Transforming ideas into results
Eye on Innovation features exciting advances taking place at Mayo Clinic Laboratories. This monthly series shines a spotlight on recently developed tests, and highlights how Mayo Clinic translates ideas and discoveries into testing resources that improve diagnosis and care for patients across the globe.
As Mayo Clinic’s Anatomic Pathology moves from traditional glass slides to digital images, the advance in technology is achieving clear benefits in collaboration, learning, and patient care.
In a world of ever-faster technical change, Mayo Clinic Laboratories is uniquely positioned to innovate. Collaboration with clinicians pinpoints unmet patient needs and facilitates the development of diagnostic testing that provides answers.
Successful implementation of a new slide scanning and analysis platform across five laboratories represents a significant step forward in Mayo Clinic’s digital pathology program — an initiative that combines advanced technology with human expertise to better serve patients.
Experts at Mayo Clinic have developed a unique method of testing that combines new technology with novel bioinformatics to promptly detect a group of uncommon genetic conditions that are often difficult to identify.
To safeguard patient samples, staff in Mayo Clinic’s Histology Laboratory devised an inventive way to ensure that none of the paraffin-embedded blocks processed in the lab ever ends up in the trash.
The quest to create a test pinpointing the source of the rare, testicular cancer-associated illness successfully concluded in the summer of 2021.

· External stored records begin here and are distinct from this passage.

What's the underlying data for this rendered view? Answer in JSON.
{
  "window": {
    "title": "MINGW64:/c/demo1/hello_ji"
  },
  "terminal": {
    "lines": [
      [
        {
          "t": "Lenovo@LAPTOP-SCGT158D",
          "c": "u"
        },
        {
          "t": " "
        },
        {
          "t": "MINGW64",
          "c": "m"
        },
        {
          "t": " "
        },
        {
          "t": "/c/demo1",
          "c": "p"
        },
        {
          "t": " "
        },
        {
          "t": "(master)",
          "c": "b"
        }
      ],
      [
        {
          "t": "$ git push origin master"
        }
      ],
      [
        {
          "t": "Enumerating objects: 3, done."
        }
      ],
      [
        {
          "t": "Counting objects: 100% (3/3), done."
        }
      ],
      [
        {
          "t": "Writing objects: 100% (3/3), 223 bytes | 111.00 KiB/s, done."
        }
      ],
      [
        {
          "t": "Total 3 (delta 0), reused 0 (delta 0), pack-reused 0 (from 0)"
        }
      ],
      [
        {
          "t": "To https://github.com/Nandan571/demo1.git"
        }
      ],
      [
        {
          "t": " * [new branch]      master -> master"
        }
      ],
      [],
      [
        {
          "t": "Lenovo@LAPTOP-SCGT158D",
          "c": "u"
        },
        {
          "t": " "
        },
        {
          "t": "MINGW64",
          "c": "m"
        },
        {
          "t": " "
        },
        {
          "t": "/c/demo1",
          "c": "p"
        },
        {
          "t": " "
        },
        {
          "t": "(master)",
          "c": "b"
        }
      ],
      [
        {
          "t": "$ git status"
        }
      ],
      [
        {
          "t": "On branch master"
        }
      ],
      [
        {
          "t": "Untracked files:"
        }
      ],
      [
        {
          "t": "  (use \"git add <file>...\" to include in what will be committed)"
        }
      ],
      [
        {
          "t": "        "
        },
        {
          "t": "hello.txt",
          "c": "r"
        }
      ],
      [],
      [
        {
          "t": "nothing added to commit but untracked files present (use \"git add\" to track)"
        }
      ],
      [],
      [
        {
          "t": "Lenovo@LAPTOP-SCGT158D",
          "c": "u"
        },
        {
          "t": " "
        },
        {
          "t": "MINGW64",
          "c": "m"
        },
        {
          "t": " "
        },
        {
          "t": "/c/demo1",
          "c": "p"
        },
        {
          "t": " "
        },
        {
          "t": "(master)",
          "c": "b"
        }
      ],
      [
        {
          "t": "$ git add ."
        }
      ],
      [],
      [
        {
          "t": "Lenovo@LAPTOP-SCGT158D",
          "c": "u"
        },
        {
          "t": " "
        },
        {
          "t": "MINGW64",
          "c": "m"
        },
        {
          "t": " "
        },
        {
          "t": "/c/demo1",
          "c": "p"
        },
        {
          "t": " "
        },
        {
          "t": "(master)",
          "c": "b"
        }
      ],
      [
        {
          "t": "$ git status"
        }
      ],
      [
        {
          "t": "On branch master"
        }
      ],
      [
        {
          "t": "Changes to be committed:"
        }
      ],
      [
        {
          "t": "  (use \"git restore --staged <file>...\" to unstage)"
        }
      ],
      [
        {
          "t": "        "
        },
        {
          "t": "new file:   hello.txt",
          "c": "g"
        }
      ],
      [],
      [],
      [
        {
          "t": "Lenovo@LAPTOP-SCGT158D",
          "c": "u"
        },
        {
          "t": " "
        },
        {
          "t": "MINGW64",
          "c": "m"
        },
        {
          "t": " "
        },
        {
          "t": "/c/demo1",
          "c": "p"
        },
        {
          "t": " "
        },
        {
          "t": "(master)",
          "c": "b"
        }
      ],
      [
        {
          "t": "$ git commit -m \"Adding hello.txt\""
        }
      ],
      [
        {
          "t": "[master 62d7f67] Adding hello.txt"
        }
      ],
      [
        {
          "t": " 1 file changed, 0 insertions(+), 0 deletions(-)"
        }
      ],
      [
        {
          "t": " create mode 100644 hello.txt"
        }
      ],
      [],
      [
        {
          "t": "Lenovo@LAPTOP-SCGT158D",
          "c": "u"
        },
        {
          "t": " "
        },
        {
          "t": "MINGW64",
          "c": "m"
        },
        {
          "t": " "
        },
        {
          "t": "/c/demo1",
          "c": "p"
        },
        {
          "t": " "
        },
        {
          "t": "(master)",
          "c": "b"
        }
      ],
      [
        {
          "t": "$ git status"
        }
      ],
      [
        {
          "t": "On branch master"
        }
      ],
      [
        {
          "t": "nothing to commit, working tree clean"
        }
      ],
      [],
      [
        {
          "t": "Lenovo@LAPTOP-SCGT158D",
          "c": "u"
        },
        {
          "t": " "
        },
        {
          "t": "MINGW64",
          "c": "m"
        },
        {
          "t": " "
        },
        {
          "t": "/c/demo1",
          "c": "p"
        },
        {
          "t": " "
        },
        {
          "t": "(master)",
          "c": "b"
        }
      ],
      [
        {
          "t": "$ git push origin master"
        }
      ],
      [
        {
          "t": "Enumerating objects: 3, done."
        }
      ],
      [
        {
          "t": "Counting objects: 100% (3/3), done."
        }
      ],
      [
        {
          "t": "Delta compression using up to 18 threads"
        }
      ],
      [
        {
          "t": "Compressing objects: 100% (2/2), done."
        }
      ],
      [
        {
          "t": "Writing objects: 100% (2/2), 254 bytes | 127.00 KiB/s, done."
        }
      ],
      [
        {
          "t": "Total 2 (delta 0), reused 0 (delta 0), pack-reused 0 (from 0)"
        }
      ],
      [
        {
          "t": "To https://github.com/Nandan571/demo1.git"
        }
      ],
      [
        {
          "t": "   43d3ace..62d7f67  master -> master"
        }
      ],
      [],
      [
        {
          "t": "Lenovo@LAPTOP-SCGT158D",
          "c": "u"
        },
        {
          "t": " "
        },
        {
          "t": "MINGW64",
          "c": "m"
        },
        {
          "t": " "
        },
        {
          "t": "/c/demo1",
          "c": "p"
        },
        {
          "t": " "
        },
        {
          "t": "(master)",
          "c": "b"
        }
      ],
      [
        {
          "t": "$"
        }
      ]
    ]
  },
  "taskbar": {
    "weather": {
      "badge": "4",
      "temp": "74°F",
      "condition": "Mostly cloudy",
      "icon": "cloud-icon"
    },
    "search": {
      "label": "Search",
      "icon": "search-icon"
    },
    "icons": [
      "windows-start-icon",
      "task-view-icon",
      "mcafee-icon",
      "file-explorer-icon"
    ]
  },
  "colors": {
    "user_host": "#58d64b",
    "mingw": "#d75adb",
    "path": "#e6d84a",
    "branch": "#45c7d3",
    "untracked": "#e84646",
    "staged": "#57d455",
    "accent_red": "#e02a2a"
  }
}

As chair of Mayo Clinic’s new Division of Computational Pathology and AI in the Department of Laboratory Medicine and Pathology, Jason Hipp, M.D., Ph.D., is eager to employ the most innovative tools available to benefit patients around the globe.
In a newly published study, a team from Mayo Clinic’s Advanced Diagnostics Laboratory has developed a mass spectrometry-based assay that’s able to detect COVID-19 (SARS-CoV-2) pathogens from human proteins with, remarkably, 98% sensitivity and 100% specificity. This is the first assay of its kind that can detect viral antigens “directly from clinical specimens” such as nasopharyngeal swabs. Mass spectrometry is a sensitive technique used to detect, identify, and quantitate molecules present in a sample.
A web of innovation within Mayo Clinic Laboratories links research and test development with clinical practice, enabling for some of the world’s most pioneering methodologies. Underpinning this innovation network are unique supports that provide inventive and essential solutions to broaden testing capabilities.
It’s been understood for some time that an infection of B. mayonii, a rare species of bacterium, results in high levels of spirochetes in the peripheral blood. But actually being able to visualize them on a routine peripheral blood smear may allow for improved recognition of this uncommon cause of Lyme disease.
Mayo Clinic renal pathologist Dr. Sanjeev Sethi identified NELL-1 as a biomarker for membranous nephropathy (MN) in 2019. Two years later, Dr. Sethi helped implement the first ever IHC test to detect NELL-1 antigen, which appears in about 10% of MN patients and is linked to underlying malignancy.
The genetic variability of glioma, and its more advanced relative glioblastoma, has made genetic testing to identify biomarkers associated with prognosis and treatment effectivity an integral component of care plan development. However, the acceleration of brain tumor research and discovery translates into an ever-changing testing environment.